Limit the information you share online

Identity thieves can spend a lot of time combing through public-facing accounts. They use this data to piece together important information about victims and use it to steal their identities. If you don’t share much information about yourself online, they’ll have a harder time finding anything useful. For the best chance of preventing identity theft, keep what you share online to a minimum.

Ensure that mail is sent to the correct address

If you’re moving house, remember to inform all the contacts, organizations, and institutions who might send you mail. If mail is sent to your old address, whoever now lives there could open it and view your personal information, which they could then use to steal your identity.

You can also set up mail redirection with your country’s postal service:

A screenshot of the Experian website showing the Credit Lock page to help prevent identity theft.

Lock your credit accounts

Identity thieves will find it more difficult to take out credit in your name if your credit report accounts are locked. Locking is more convenient than freezing. Freezing your credit will take more time and effort to unfreeze. In fact, credit can be locked and unlocked with a simple button press on the relevant app or website.

You can lock your credit reports with all three of the major credit bureaus:

A screenshot of the Malware Removal module in CleanMyMac X, powered by Moonlock Engine.

Keep your devices protected

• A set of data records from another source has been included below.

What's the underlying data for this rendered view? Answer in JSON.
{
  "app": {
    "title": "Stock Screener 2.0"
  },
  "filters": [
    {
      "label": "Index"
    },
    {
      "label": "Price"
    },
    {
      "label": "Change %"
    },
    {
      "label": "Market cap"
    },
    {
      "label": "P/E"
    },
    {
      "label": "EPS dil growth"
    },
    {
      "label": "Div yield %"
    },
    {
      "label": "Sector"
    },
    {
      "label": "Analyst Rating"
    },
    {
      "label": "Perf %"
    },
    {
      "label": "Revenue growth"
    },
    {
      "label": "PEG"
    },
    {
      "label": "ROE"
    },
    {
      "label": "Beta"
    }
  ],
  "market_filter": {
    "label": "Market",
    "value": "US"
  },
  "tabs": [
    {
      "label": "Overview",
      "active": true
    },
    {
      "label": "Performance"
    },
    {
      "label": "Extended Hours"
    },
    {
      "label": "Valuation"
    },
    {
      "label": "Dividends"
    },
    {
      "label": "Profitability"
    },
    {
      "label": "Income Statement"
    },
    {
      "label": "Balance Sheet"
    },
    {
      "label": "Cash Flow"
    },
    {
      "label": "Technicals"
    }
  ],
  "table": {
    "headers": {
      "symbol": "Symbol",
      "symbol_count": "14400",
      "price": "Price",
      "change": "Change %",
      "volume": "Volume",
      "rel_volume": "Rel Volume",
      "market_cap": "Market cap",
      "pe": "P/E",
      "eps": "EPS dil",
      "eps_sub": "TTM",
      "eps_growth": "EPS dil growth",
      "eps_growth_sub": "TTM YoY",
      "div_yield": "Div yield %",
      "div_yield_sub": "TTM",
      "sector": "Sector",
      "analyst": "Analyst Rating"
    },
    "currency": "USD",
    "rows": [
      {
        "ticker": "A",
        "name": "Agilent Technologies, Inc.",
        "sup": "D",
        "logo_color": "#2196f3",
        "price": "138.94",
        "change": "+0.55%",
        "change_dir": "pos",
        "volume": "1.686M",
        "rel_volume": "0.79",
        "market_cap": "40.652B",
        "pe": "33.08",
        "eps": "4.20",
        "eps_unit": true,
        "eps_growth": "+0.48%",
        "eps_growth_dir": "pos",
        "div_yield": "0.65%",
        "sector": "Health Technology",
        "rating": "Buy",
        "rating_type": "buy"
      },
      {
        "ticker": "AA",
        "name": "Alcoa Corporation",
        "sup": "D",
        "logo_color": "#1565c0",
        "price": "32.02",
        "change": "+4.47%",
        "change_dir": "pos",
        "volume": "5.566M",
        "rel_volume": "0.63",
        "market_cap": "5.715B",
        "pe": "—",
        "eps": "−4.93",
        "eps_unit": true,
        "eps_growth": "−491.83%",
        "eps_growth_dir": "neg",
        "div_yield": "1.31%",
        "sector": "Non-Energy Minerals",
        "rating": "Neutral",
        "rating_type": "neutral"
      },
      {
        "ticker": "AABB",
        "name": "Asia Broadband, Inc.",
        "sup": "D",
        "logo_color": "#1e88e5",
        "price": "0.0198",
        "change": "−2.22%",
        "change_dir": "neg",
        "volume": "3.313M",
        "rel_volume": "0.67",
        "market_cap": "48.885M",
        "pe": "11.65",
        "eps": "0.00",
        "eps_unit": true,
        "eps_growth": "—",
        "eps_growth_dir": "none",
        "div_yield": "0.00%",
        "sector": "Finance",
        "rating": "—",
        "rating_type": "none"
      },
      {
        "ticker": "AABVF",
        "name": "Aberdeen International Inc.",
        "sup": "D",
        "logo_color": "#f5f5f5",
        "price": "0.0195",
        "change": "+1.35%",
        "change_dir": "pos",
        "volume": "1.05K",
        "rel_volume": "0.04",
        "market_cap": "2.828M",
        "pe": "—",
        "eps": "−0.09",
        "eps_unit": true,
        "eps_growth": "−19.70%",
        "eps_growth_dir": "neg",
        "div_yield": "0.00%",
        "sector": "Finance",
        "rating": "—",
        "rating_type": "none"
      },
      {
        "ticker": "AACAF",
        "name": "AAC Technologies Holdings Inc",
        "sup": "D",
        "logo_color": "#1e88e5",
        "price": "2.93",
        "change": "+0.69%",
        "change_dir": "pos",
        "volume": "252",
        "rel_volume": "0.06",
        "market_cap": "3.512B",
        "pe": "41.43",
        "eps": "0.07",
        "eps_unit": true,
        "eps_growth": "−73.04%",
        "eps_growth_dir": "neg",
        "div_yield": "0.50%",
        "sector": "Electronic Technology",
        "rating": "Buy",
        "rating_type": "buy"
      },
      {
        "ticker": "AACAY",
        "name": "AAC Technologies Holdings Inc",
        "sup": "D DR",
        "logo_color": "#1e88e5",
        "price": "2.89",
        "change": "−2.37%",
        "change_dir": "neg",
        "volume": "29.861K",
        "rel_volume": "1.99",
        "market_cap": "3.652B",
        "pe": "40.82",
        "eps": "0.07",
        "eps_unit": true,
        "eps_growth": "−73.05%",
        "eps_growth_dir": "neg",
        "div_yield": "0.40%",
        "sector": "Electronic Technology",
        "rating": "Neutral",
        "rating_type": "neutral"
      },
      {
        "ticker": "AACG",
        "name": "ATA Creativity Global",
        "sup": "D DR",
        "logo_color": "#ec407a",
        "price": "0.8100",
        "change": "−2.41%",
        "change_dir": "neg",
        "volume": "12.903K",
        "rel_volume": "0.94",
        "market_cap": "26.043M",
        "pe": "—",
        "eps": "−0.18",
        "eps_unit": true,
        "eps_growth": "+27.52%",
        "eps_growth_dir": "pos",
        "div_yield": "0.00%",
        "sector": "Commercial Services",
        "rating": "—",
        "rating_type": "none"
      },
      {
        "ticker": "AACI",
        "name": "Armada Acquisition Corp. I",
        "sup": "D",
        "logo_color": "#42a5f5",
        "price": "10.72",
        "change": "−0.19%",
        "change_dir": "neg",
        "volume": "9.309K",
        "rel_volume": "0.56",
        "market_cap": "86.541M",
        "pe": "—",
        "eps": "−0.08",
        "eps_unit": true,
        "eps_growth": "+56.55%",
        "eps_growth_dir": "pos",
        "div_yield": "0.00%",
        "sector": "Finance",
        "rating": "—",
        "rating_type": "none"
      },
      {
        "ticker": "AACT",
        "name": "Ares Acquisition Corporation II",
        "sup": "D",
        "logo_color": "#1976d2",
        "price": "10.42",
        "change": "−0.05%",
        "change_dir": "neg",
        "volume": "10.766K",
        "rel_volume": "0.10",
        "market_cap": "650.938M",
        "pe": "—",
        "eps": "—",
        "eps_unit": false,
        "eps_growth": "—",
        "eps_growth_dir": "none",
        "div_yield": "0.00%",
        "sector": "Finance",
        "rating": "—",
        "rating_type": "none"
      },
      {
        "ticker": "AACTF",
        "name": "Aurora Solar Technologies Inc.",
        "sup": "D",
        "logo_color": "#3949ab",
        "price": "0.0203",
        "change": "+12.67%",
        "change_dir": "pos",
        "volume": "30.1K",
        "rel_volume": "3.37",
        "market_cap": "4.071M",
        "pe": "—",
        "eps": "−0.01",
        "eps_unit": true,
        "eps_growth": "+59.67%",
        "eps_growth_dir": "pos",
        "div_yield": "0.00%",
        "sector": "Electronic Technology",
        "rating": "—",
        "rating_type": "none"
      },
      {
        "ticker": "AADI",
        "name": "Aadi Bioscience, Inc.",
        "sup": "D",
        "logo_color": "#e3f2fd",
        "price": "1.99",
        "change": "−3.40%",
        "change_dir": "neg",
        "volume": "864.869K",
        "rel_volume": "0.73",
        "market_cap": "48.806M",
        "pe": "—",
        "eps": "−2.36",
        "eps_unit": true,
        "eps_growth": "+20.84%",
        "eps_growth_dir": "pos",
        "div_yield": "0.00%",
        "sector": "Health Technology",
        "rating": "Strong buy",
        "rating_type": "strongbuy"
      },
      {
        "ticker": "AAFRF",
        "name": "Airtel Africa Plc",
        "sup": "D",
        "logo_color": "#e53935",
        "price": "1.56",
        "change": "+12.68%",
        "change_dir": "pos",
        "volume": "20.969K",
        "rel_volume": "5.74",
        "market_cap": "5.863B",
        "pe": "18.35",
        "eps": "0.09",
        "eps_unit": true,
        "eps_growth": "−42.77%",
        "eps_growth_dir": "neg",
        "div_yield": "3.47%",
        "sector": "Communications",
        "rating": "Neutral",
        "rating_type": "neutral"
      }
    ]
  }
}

If they can’t access your personal information by other means, identity thieves might try to steal it by hacking your device and infecting it with malware. As such, it’s important to keep your device protected and regularly scan it for malware. Using CleanMyMac X is an easy way to do this. Its Smart Scan feature includes a Malware Removal tool that can be started with just a couple of clicks.

Having your identity stolen can be unnerving, especially when your information is used for financial identity fraud, but if you act quickly, you can resolve the problem before some of the worst consequences occur. Fortunately, there’s also a lot you can do to secure your information and prevent identity theft from happening in the future.

Jacob Fox Jacob Fox
In addition to being an academic, Jacob is a lifelong technology expert and cybersecurity writer who has helped his readers understand information security for almost five years. He has written for TechRadar, PCGamer, and other online technology publications.